Often those who rank in the lower classes usually feel that their problems will be resolved if they gain enough wealth to reach the upper class. This then offers a false connotation that the American Dream is this passage into to high social status and upon reaching that level, you are then able to abandon all economic worries. However, the American Dream involves more than acquiring wealth and a high social status. The dream involves attaining a balance between the spiritual strength and the physical strength of an individual. In the end of this book Jay GatsbyÕs ultimate goal to have Daisy love him never comes to fruition solely because he chooses to pursue his dream by engaging in a lifestyle of high class.
Gatsby was “destined to appear a failure for his visions can be embodied only in the mutable materials of the world” (Mellard858). Fitzgerald uses the life and death of Gatsby to illustrate that the new American dream is unobtainable and that no matter how far a person gets in life the dream of satisfaction through materialism is impossible. Daisy and Tom’s marriage was used to demonstrate that even those who are thought to have reached the American dream really still have no true happiness as they each had to search for it in others. These concepts brought forth by Fitzgerald are not to totally bash the human craving for happiness, but to inform them that the new ideas presented by society that they think will bring them happiness are lies. Thus those who go in search of happiness through materialism will always come up empty handed.
Deceit almost always leads to unhappiness as Daisy, Tom and Gatsby himself illustrated in the course of the novel; they deceived one another and used those around them in order to get what they wanted. But this had grave consequences for each of them. Daisy Buchanan was portrayed as being sophisticated and refined, but in the course of the novel, she was revealed to be anything but someone possessing these admirable qualities. Nick revealed that Daisy did not need her husband, Tom, in the same way that he needed her. She needed Tom not for love, but for his family history of old money.

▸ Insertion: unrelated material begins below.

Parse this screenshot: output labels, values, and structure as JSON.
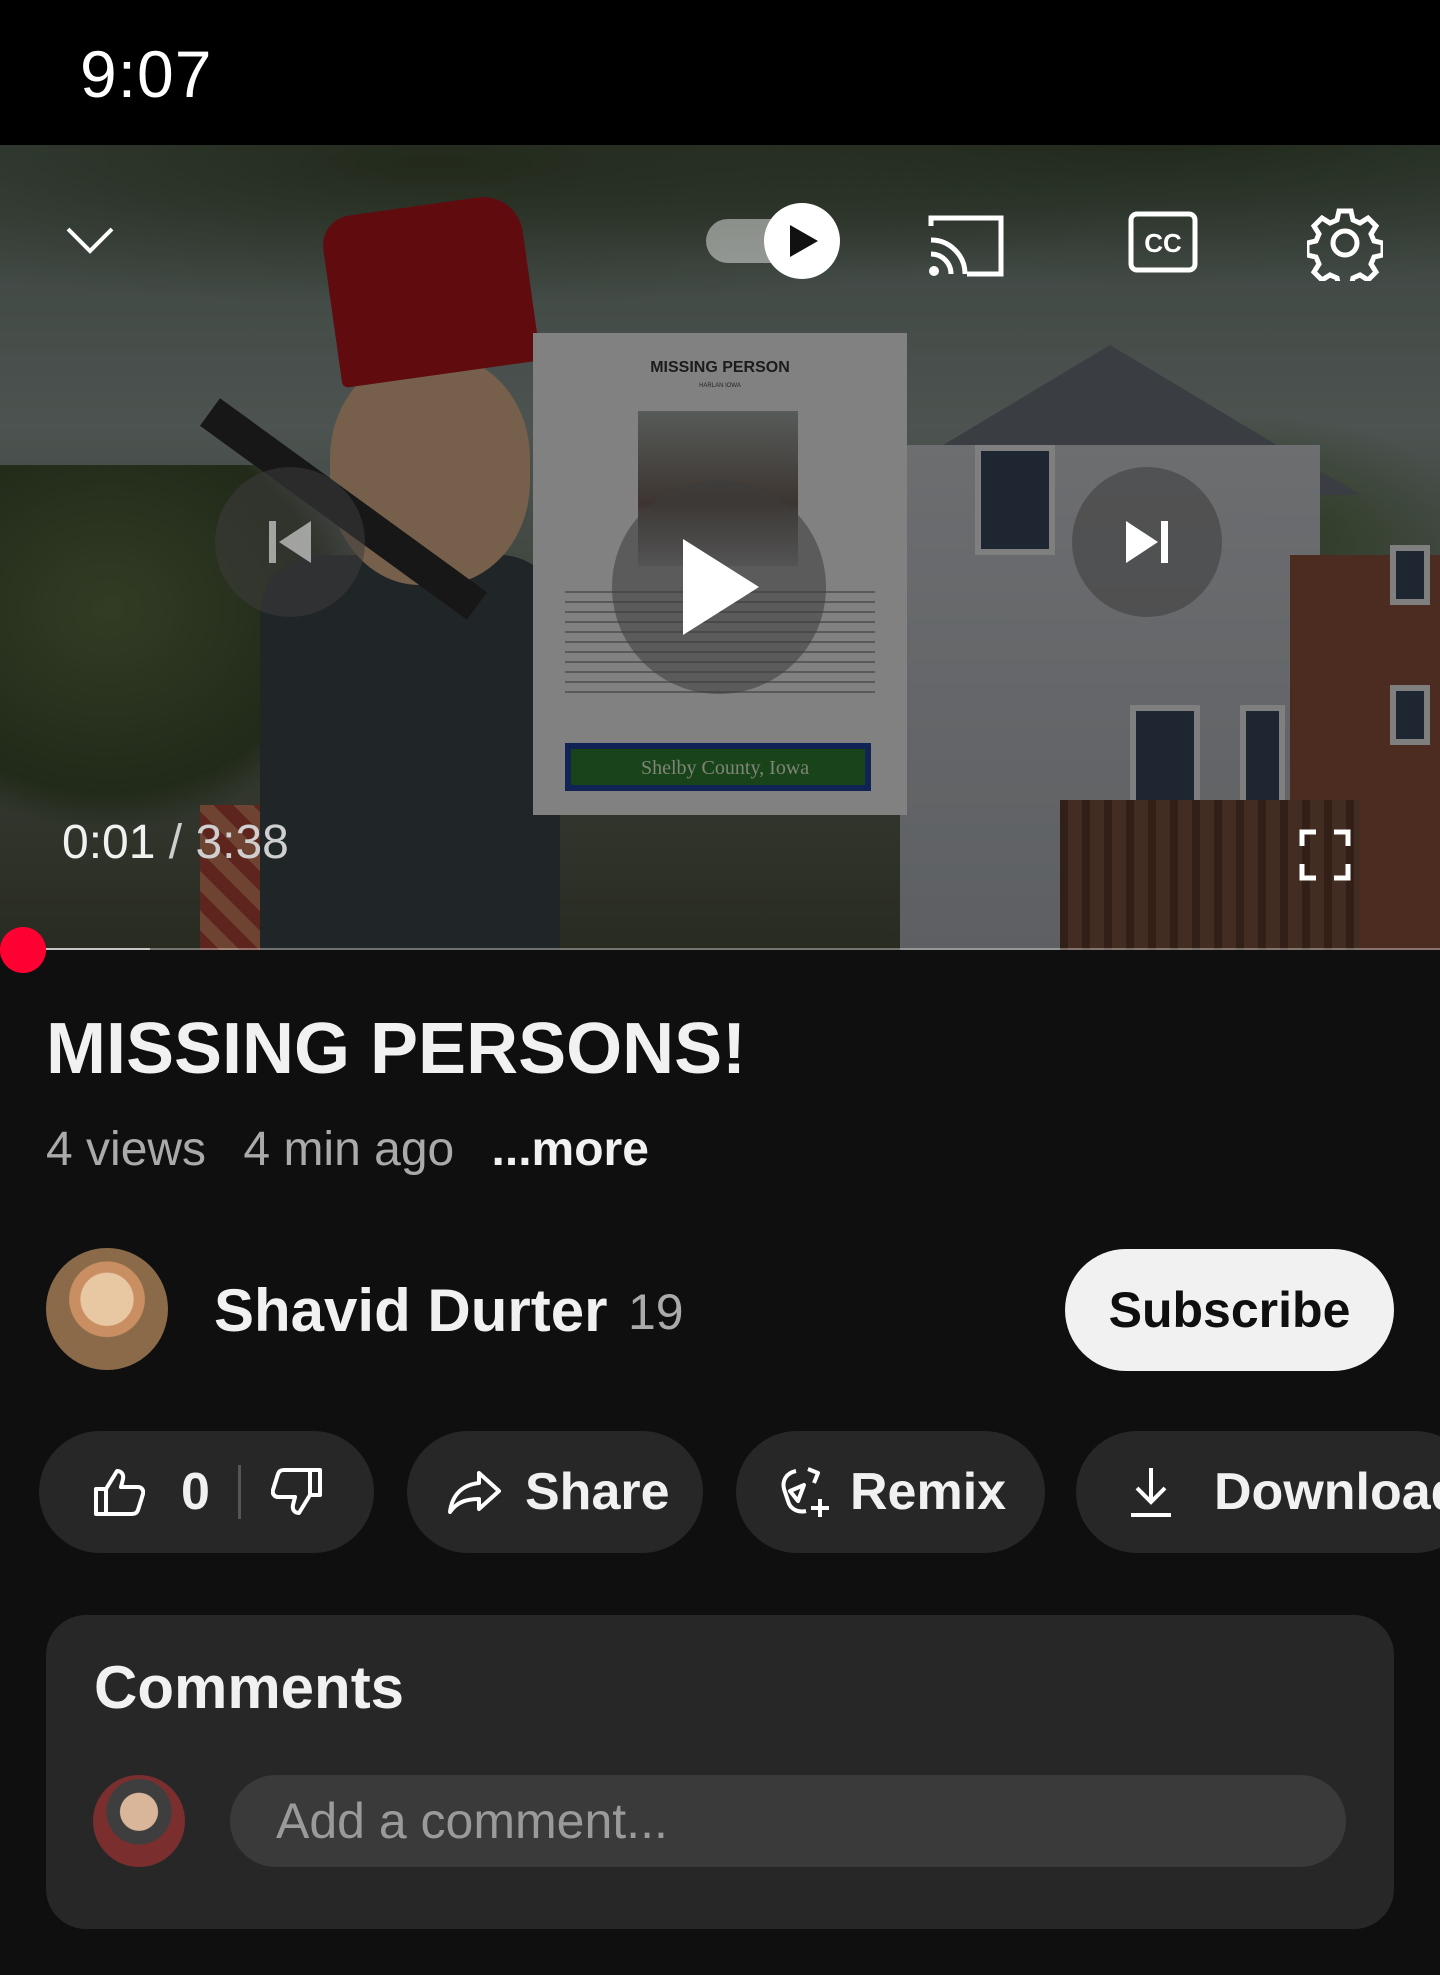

Fitzgerald is showing how the American Dream is unattainable because even though Gatsby seems to be living the American Dream, he is not since he did not make his money by working hard. In conclusion, through the use of Myrtle, George, and Gatsby, The Great Gatsby attacks the idea of the American Dream to emphasize Fitzgerald’s feelings towards his own society and how no one can truly obtain the dream. This is shown when Myrtle chases the American Dream and ends up dead, George works hard for his money but still does not have anything, and how even though Gatsby seems to be living the American Dream he is unhappy and got there through illegal means. It is not hard work that gets one through life, it is who one knows and what they have.
In The Great Gatsby the main themes were pursuit of happiness, the decline of the American dream, and greed. It portrays the decline of the American dream due to excess of wanting material wealth and never being satisfied. It also shows Gatsby, who despite living the American dream and having every material thing he could ever want he still was not satisfied because he realized that happiness does not come all from material things. On the other hand, Daisy and Tom had no cares in the world and no compassion for any other humans, not even each other. They felt that just because they had money they could do and get away with whatever they pleased.
In some cases this is true, but for every case where this has happened, there is a case for which it has not. For Daisy, Tom, and Gatsby, the American dream has become a way of life; spending recklessly and living an envious life. For Gatsby, the spending on himself is not so much as great as the spending on others, in the hope to find his lost love, Daisy. By no means to Gatsby live a frugal life, but the possessions he has within his house are not as elaborate as one might think them to be. Gatsby started out as a nobody, and that was when he met Daisy.
Gatsby never wins the affections of Daisy, and so his attempts were in va... ... middle of paper ... ...n what their ideology was. The values of the past such as the American dream are changing. If a person works hard they become materialistic. While consumerism is having an impact on the wealthy within story, this shows a contrast with the poor, when Tom and Nick drive in a fancy car to New York they pass through the Valley of Ashes. Here they pass a sign, which is evidence of the advertising that goes along with consumerism.
Gatsby and the other characters of the novel act as mere vessels for the author's true story: the American Dream, once a pure and mighty ideal, has been degraded and buried by the dehumanizing lust for money. Nick Carraway is an outsider to his own story: he is an honest man, an observer who bears witness to the calamity. The Great Gatsby is not, in the final analysis, a eulogy for a man named Jay Gatsby, instead, it serves as a eulogy for the idea of America itself.
That it’s not wealth or a life of leisure that makes a man great, it is his determination and devotion to both his dreams and the people he cares that makes him great. Money does not bring a person happiness, as seen by both Tom and Daisy, who are unhappy and bored with life. Not only does wealth not make one happy, it also causes a person to be very careless when it comes to the feelings of others. This all shows the disillusionment of the American Dream through Gatsby who tries for that which is very materialistic and doesn’t bring any true happiness while ignoring the qualities that prove the real worth of a person.
Her search deludes her into truly thinking she can achieve it. What she does not understand is that “The American Dream is not to be a reality, in that it no longer exists, except in the minds of men… whom it destroys” (Pearson 645). People are born into “The American Dream”. They do not enter it. Myrtle cannot break the barrier because wealth is not the only criteria to join the upper echelons of American society.